Techniques for Making Constructive Compromises
- Uphold your core values and needs.Distinguish between compromising and copping out. Bullying is destructive for both parties, so preserve your own integrity and set healthy boundaries. Be firm and respectful about communicating your rights and desires.
- Prioritize issues. Save your energy for the stuff that really matters. As long as your son is getting good grades and staying out of trouble, maybe you can live with him coming home from college with an eyebrow piercing.
- Gather facts. Try bolstering your position by doing the research to back it up. If your boss tends to resist change, he may be more receptive to approving a new employee benefit if you document how it saves money and improves employee retention.
- Empathize with the other person’s position. When you’re asking someone to meet you halfway, try to put yourself in their shoes. Listen closely to their concerns and goals so that you can address them.
- Consider all your options. We all attach different values to the same things. If you and your partner have different standards for house cleaning, you may be able to work things out by hiring a cleaning service.
- Express appreciation. Thank people for being willing to make trade-offs. Acknowledge the concessions they make and their contribution to creating more positive outcomes. For example, if your employees work through the weekend to meet a production deadline, ensure it gets noted in their annual review and encourage them to take compensating time off.

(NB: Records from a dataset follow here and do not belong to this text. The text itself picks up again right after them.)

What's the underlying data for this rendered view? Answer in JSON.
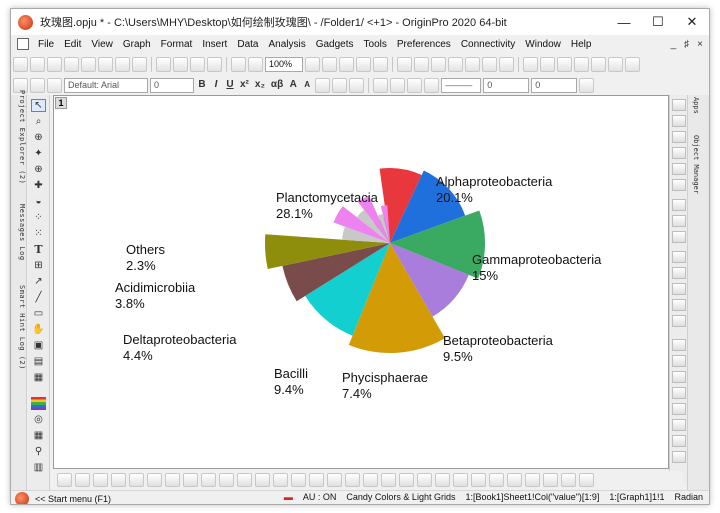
{
  "window": {
    "title": "玫瑰图.opju * - C:\\Users\\MHY\\Desktop\\如何绘制玫瑰图\\ - /Folder1/ <+1> - OriginPro 2020 64-bit",
    "controls": {
      "minimize": "—",
      "maximize": "☐",
      "close": "✕"
    }
  },
  "menubar": {
    "items": [
      "File",
      "Edit",
      "View",
      "Graph",
      "Format",
      "Insert",
      "Data",
      "Analysis",
      "Gadgets",
      "Tools",
      "Preferences",
      "Connectivity",
      "Window",
      "Help"
    ],
    "mdi_controls": [
      "_",
      "♯",
      "×"
    ]
  },
  "toolbar_standard": {
    "zoom": "100%"
  },
  "toolbar_format": {
    "font_name": "Default: Arial",
    "font_size": "0",
    "bold": "B",
    "italic": "I",
    "underline": "U",
    "superscript": "x²",
    "subscript": "x₂",
    "greek": "αβ",
    "grow_font": "A",
    "shrink_font": "A",
    "line_width": "0",
    "pattern_width": "0"
  },
  "left_panel_tabs": [
    "Project Explorer (2)",
    "Messages Log",
    "Smart Hint Log (2)"
  ],
  "right_panel_tabs": [
    "Apps",
    "Object Manager"
  ],
  "graph": {
    "layer_label": "1"
  },
  "left_tools": {
    "text_tool": "T"
  },
  "statusbar": {
    "start_menu": "<< Start menu (F1)",
    "au": "AU : ON",
    "theme": "Candy Colors & Light Grids",
    "active_col": "1:[Book1]Sheet1!Col(\"value\")[1:9]",
    "active_graph": "1:[Graph1]1!1",
    "angle_unit": "Radian"
  },
  "chart_data": {
    "type": "pie",
    "variant": "rose",
    "legend": "none",
    "slices": [
      {
        "name": "Alphaproteobacteria",
        "percent": "20.1%",
        "value": 20.1,
        "color": "#e8383d"
      },
      {
        "name": "Gammaproteobacteria",
        "percent": "15%",
        "value": 15.0,
        "color": "#1f6fdc"
      },
      {
        "name": "Betaproteobacteria",
        "percent": "9.5%",
        "value": 9.5,
        "color": "#3aaa62"
      },
      {
        "name": "Phycisphaerae",
        "percent": "7.4%",
        "value": 7.4,
        "color": "#a87ddb"
      },
      {
        "name": "Bacilli",
        "percent": "9.4%",
        "value": 9.4,
        "color": "#d39b05"
      },
      {
        "name": "Deltaproteobacteria",
        "percent": "4.4%",
        "value": 4.4,
        "color": "#14cfcf"
      },
      {
        "name": "Acidimicrobiia",
        "percent": "3.8%",
        "value": 3.8,
        "color": "#7a4b4b"
      },
      {
        "name": "Others",
        "percent": "2.3%",
        "value": 2.3,
        "color": "#8e8e0c"
      },
      {
        "name": "Planctomycetacia",
        "percent": "28.1%",
        "value": 28.1,
        "color": "#4b4b4b"
      }
    ],
    "inner_wedges": [
      {
        "value": 1.4,
        "color": "#c8c8c8"
      },
      {
        "value": 1.6,
        "color": "#ee82ee"
      },
      {
        "value": 1.3,
        "color": "#c8c8c8"
      },
      {
        "value": 1.5,
        "color": "#ee82ee"
      },
      {
        "value": 1.1,
        "color": "#c8c8c8"
      },
      {
        "value": 1.3,
        "color": "#ee82ee"
      }
    ]
  }
}
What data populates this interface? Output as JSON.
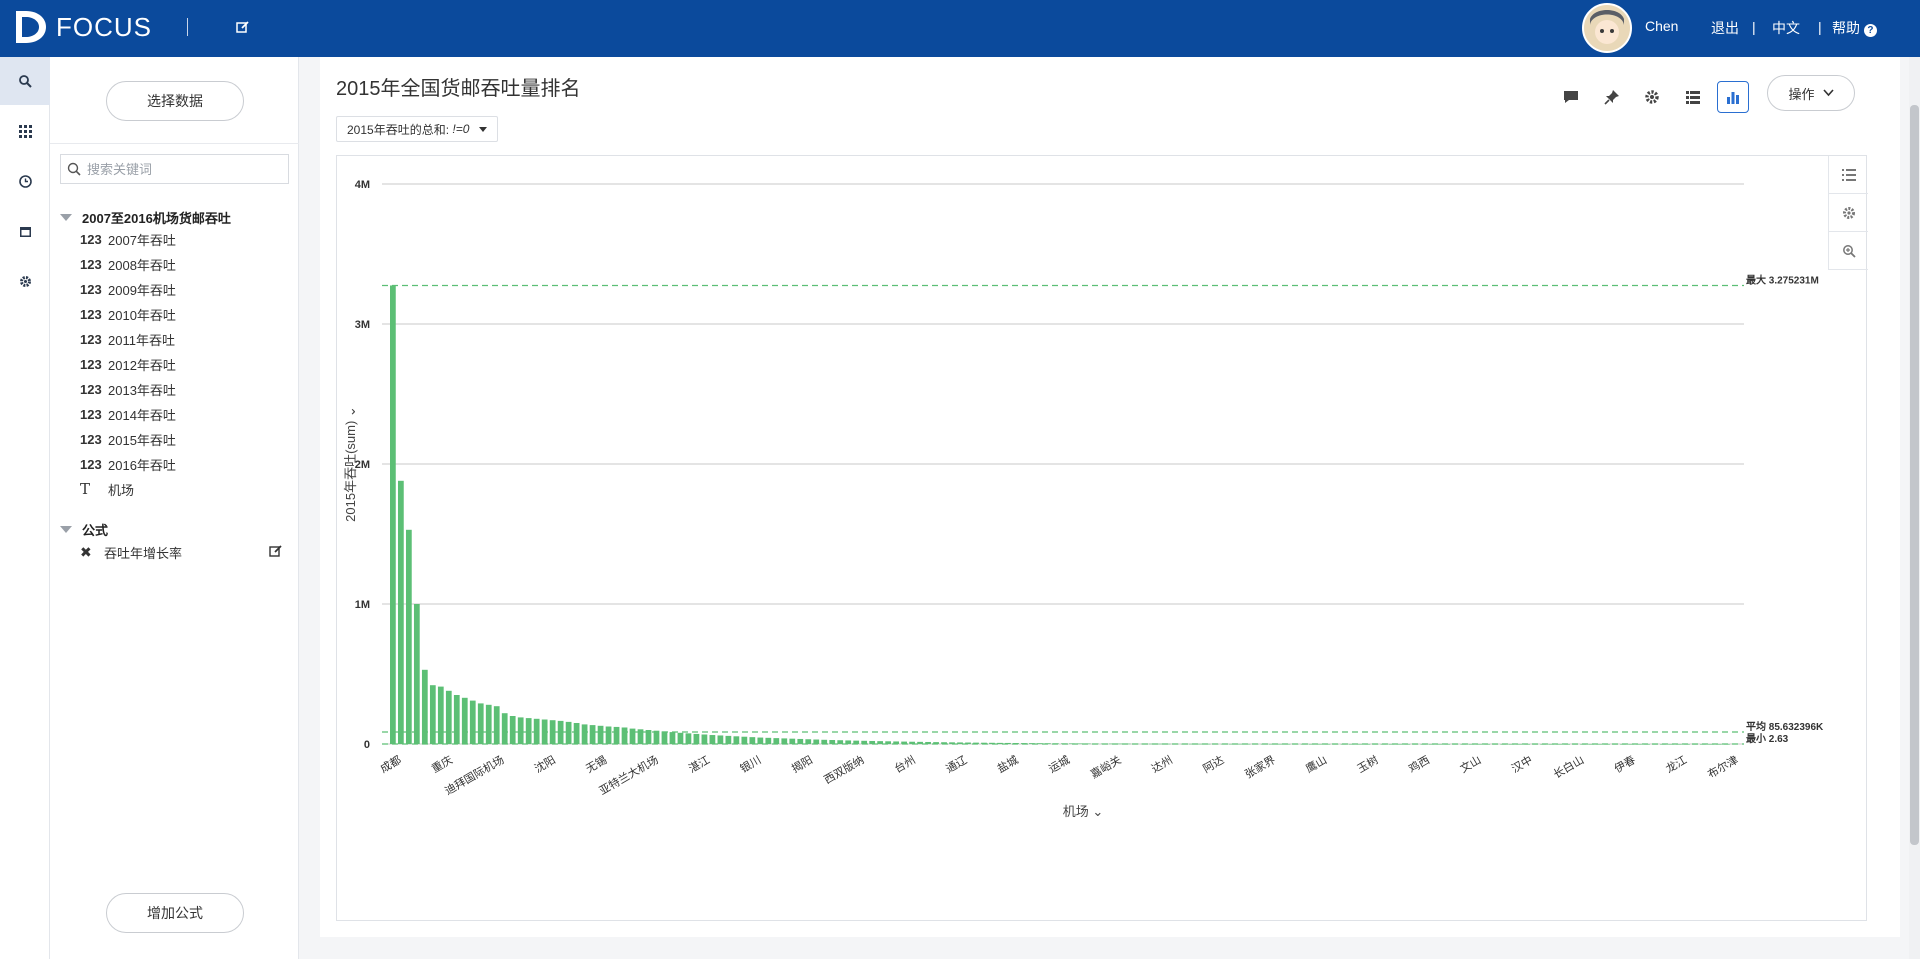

- Stick to your word. Think carefully before making a serious compromise so you’ll feel confident that you can live with it. Proceeding slowly is better than making promises you may later regret. On the other hand, your loved ones will usually be willing to rethink an arrangement if it’s undermining your wellbeing.
- Take accountability for your decision. Once you spell out the terms you can abide by, assume responsibility for the choices you’ve made. This will help you to avoid becoming resentful.
- Wield power wisely. Even if you have the upper hand in an interaction, it’s usually best to seek an agreement that’s acceptable to everyone involved. Future situations are likely to run more smoothly and you’ll enjoy more peace of mind.
Learning to give and take helps everyone to wind up with more in the end. Stay true to yourself while being open to making accommodations that create better solutions in both your private and public lives.
What are some ways you have compromised? Share your thoughts in the comments section, below.